_What you will do_
Which lines in the records below contain the word "diplomats"? Copy each of them.

══ Source material

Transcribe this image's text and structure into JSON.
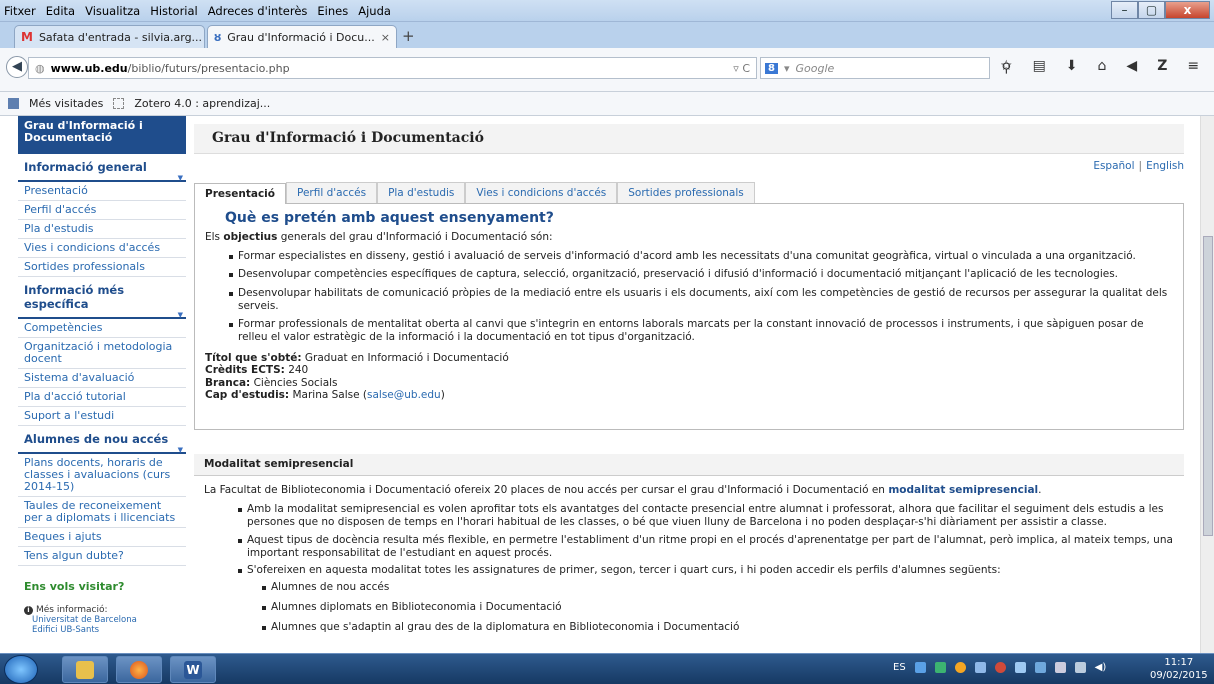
{
  "window": {
    "menu": [
      "Fitxer",
      "Edita",
      "Visualitza",
      "Historial",
      "Adreces d'interès",
      "Eines",
      "Ajuda"
    ],
    "controls": {
      "min": "–",
      "max": "▢",
      "close": "x"
    }
  },
  "tabs": [
    {
      "label": "Safata d'entrada - silvia.arg...",
      "close": "×"
    },
    {
      "label": "Grau d'Informació i Docu...",
      "close": "×"
    }
  ],
  "newtab": "+",
  "nav": {
    "url_domain": "www.ub.edu",
    "url_path": "/biblio/futurs/presentacio.php",
    "url_prefix": "",
    "search_engine": "8",
    "search_placeholder": "Google",
    "reload": "C"
  },
  "bookmarks": {
    "item1": "Més visitades",
    "item2": "Zotero 4.0 : aprendizaj..."
  },
  "sidebar": {
    "top": "Grau d'Informació i Documentació",
    "group1": {
      "title": "Informació general",
      "items": [
        "Presentació",
        "Perfil d'accés",
        "Pla d'estudis",
        "Vies i condicions d'accés",
        "Sortides professionals"
      ]
    },
    "group2": {
      "title": "Informació més específica",
      "items": [
        "Competències",
        "Organització i metodologia docent",
        "Sistema d'avaluació",
        "Pla d'acció tutorial",
        "Suport a l'estudi"
      ]
    },
    "group3": {
      "title": "Alumnes de nou accés",
      "items": [
        "Plans docents, horaris de classes i avaluacions (curs 2014-15)",
        "Taules de reconeixement per a diplomats i llicenciats",
        "Beques i ajuts",
        "Tens algun dubte?"
      ]
    },
    "visit": "Ens vols visitar?",
    "info_label": "Més informació:",
    "info_line1": "Universitat de Barcelona",
    "info_line2": "Edifici UB-Sants"
  },
  "main": {
    "title": "Grau d'Informació i Documentació",
    "lang_es": "Español",
    "lang_sep": "|",
    "lang_en": "English",
    "tabs": [
      "Presentació",
      "Perfil d'accés",
      "Pla d'estudis",
      "Vies i condicions d'accés",
      "Sortides professionals"
    ],
    "heading": "Què es pretén amb aquest ensenyament?",
    "intro_pre": "Els ",
    "intro_bold": "objectius",
    "intro_post": " generals del grau d'Informació i Documentació són:",
    "objectives": [
      "Formar especialistes en disseny, gestió i avaluació de serveis d'informació d'acord amb les necessitats d'una comunitat geogràfica, virtual o vinculada a una organització.",
      "Desenvolupar competències específiques de captura, selecció, organització, preservació i difusió d'informació i documentació mitjançant l'aplicació de les tecnologies.",
      "Desenvolupar habilitats de comunicació pròpies de la mediació entre els usuaris i els documents, així com les competències de gestió de recursos per assegurar la qualitat dels serveis.",
      "Formar professionals de mentalitat oberta al canvi que s'integrin en entorns laborals marcats per la constant innovació de processos i instruments, i que sàpiguen posar de relleu el valor estratègic de la informació i la documentació en tot tipus d'organització."
    ],
    "fields": [
      {
        "label": "Títol que s'obté:",
        "value": " Graduat en Informació i Documentació"
      },
      {
        "label": "Crèdits ECTS:",
        "value": " 240"
      },
      {
        "label": "Branca:",
        "value": " Ciències Socials"
      },
      {
        "label": "Cap d'estudis:",
        "value": " Marina Salse ("
      }
    ],
    "email": "salse@ub.edu",
    "email_close": ")",
    "semi": {
      "title": "Modalitat semipresencial",
      "intro_pre": "La Facultat de Biblioteconomia i Documentació ofereix 20 places de nou accés per cursar el grau d'Informació i Documentació en ",
      "intro_link": "modalitat semipresencial",
      "intro_post": ".",
      "bullets": [
        "Amb la modalitat semipresencial es volen aprofitar tots els avantatges del contacte presencial entre alumnat i professorat, alhora que facilitar el seguiment dels estudis a les persones que no disposen de temps en l'horari habitual de les classes, o bé que viuen lluny de Barcelona i no poden desplaçar-s'hi diàriament per assistir a classe.",
        "Aquest tipus de docència resulta més flexible, en permetre l'establiment d'un ritme propi en el procés d'aprenentatge per part de l'alumnat, però implica, al mateix temps, una important responsabilitat de l'estudiant en aquest procés.",
        "S'ofereixen en aquesta modalitat totes les assignatures de primer, segon, tercer i quart curs, i hi poden accedir els perfils d'alumnes següents:"
      ],
      "profiles": [
        "Alumnes de nou accés",
        "Alumnes diplomats en Biblioteconomia i Documentació",
        "Alumnes que s'adaptin al grau des de la diplomatura en Biblioteconomia i Documentació"
      ]
    }
  },
  "taskbar": {
    "lang": "ES",
    "time": "11:17",
    "date": "09/02/2015",
    "word_letter": "W"
  },
  "colors": {
    "brand": "#1f4d8c",
    "link": "#2a6ab0",
    "green": "#2e8b2e"
  }
}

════

_Answer section_
        "Taules de reconeixement per a diplomats i llicenciats",
        "Alumnes diplomats en Biblioteconomia i Documentació",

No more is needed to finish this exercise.